What is it about the smell of roses that’s so relaxing? Stick your nose into the center of a rose flower and inhale. You’re greeted with a heavenly scent followed by a calm that comes over you. For me, there’s also a regatta of sneezes that follows thanks to my allergies.
Shaved Rose Water Ice is both sweet and refreshing as well as, well, really relaxing. I’m resisting the urge to “cleverly” weave in a pun here using the old adage about stopping to smell the roses. Really though, whoever came up with that was spot on, right?
This Rose Water Ice is made using Roohafza, a juice concentrate made from rose petals and infused with different flowers and fruits into a thick, red, sugary syrup. It’s commonly used to trick kids into drinking their milk – just mix a little bit with a glass of cold milk and suddenly milk seems like dessert. It’s also used as an escape from hot Indian summers, stirred into ice water for a cooling drink or blended with yogurt into a smoothie, or lassi. You can find Roohafza at Indian and Middle Eastern grocery stores.

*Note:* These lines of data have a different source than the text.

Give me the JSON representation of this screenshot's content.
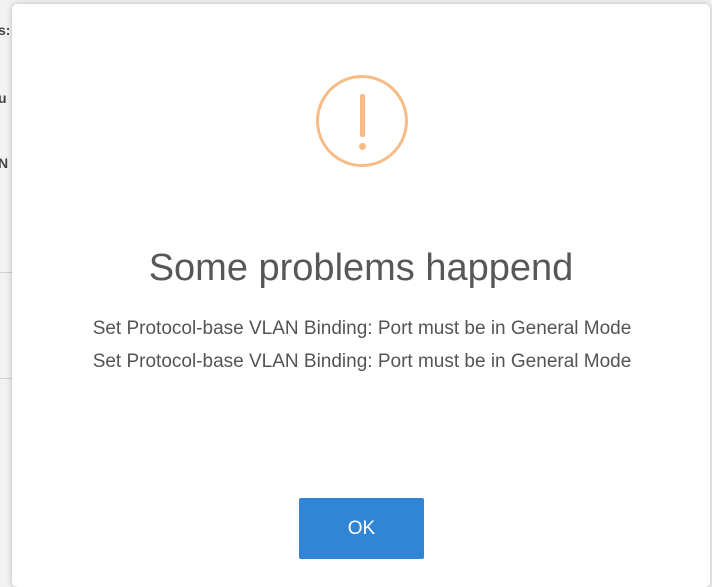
{
  "background": {
    "lines": [
      "s:",
      "u",
      "N"
    ]
  },
  "dialog": {
    "icon": "warning-exclamation-icon",
    "icon_color": "#f8bb86",
    "title": "Some problems happend",
    "messages": [
      "Set Protocol-base VLAN Binding: Port must be in General Mode",
      "Set Protocol-base VLAN Binding: Port must be in General Mode"
    ],
    "ok_label": "OK",
    "button_color": "#3085d6"
  }
}
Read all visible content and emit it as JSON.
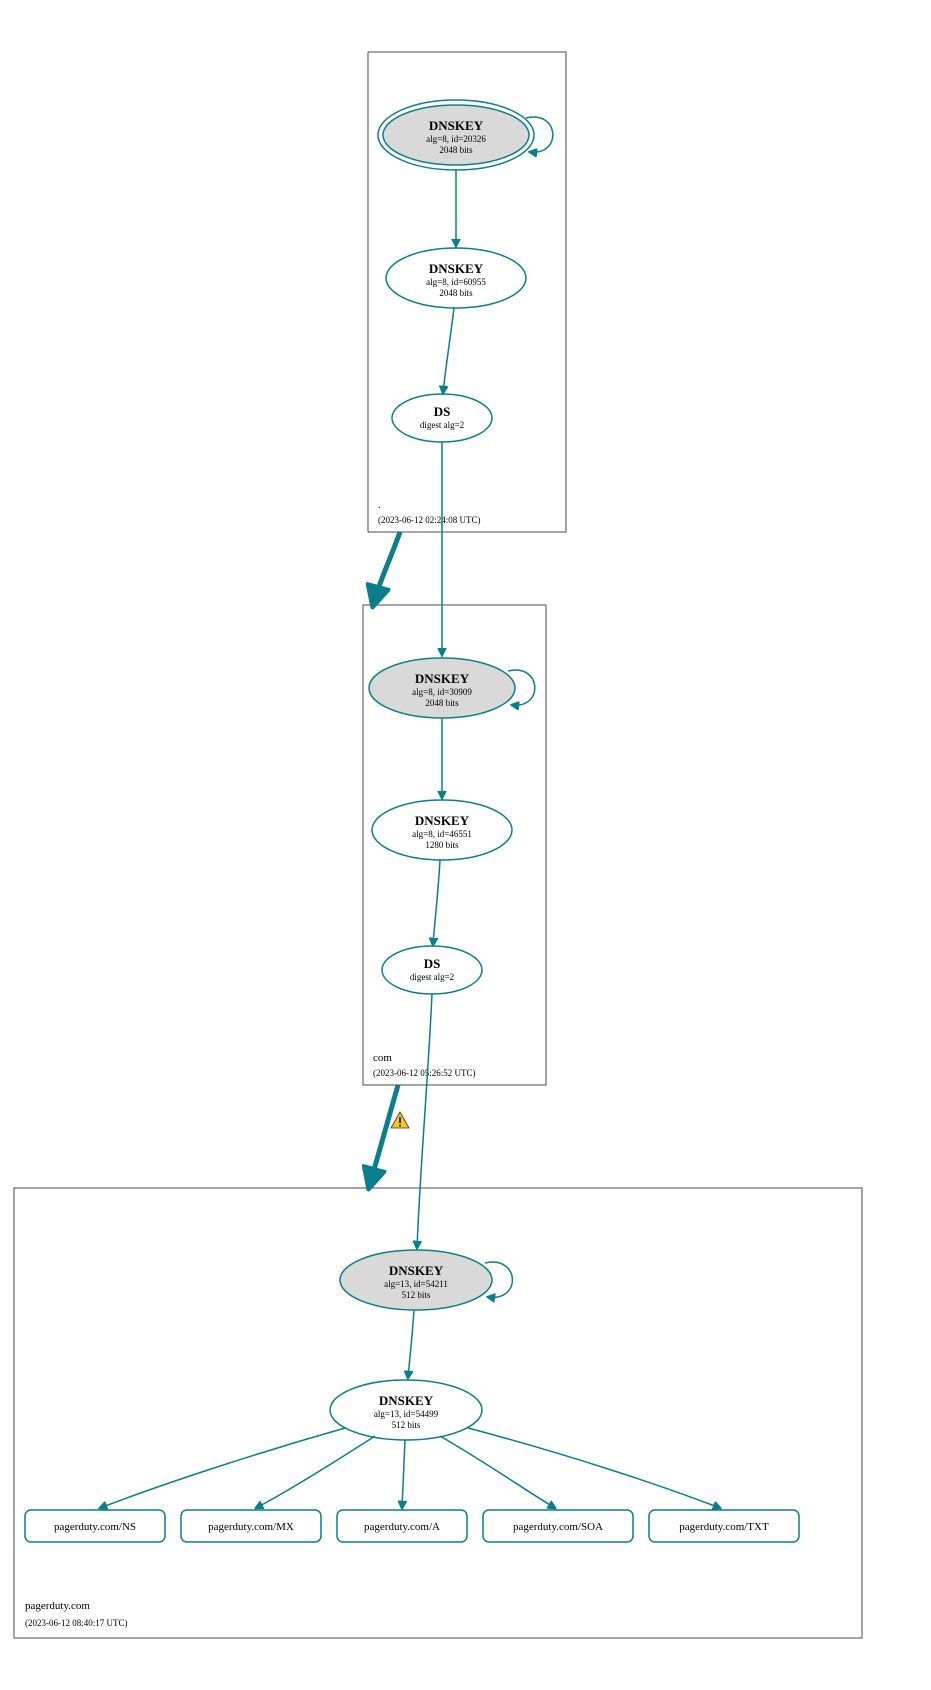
{
  "colors": {
    "stroke": "#0a7e8c",
    "ksk_fill": "#d9d9d9"
  },
  "zones": {
    "root": {
      "label": ".",
      "timestamp": "(2023-06-12 02:24:08 UTC)",
      "nodes": {
        "ksk": {
          "title": "DNSKEY",
          "line2": "alg=8, id=20326",
          "line3": "2048 bits"
        },
        "zsk": {
          "title": "DNSKEY",
          "line2": "alg=8, id=60955",
          "line3": "2048 bits"
        },
        "ds": {
          "title": "DS",
          "line2": "digest alg=2"
        }
      }
    },
    "com": {
      "label": "com",
      "timestamp": "(2023-06-12 05:26:52 UTC)",
      "nodes": {
        "ksk": {
          "title": "DNSKEY",
          "line2": "alg=8, id=30909",
          "line3": "2048 bits"
        },
        "zsk": {
          "title": "DNSKEY",
          "line2": "alg=8, id=46551",
          "line3": "1280 bits"
        },
        "ds": {
          "title": "DS",
          "line2": "digest alg=2"
        }
      }
    },
    "domain": {
      "label": "pagerduty.com",
      "timestamp": "(2023-06-12 08:40:17 UTC)",
      "nodes": {
        "ksk": {
          "title": "DNSKEY",
          "line2": "alg=13, id=54211",
          "line3": "512 bits"
        },
        "zsk": {
          "title": "DNSKEY",
          "line2": "alg=13, id=54499",
          "line3": "512 bits"
        }
      },
      "records": {
        "ns": "pagerduty.com/NS",
        "mx": "pagerduty.com/MX",
        "a": "pagerduty.com/A",
        "soa": "pagerduty.com/SOA",
        "txt": "pagerduty.com/TXT"
      }
    }
  }
}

My idea for Shaved Rose Water Ice came from a snippet in Martha Stewart Living about Easy Frozen Granita. The beauty is that you don’t actually have to do any shaving. Here’s what you do:
Make ice cubes in a silicon tray using any fruit juice. I mixed about 2 tablespoons of Roohafza with about 2 cups of water. Before pouring the Roohafza water into the ice cube trays, taste it to see if it needs to be sweeter (add more syrup) or a little less sweet (add more water). Pulse three to four ice cubes at a time in a food processor or blender until the cubes are broken down into shards. I found it works best to pulse then store the shaved ice in an airtight container and re-freeze for at least thirty minutes before serving.
You can serve the shaved ice alone or sprinkle a generous serving of it over a flavorful, fruity ice cream like mango ice cream. Either way, it makes for a refreshing sweet treat that leaves you relaxed and content.
June happens to be National Rose Month – below are some photos of roses that I took this weekend at the Brooklyn Botanical Garden’s Cranford Rose Garden.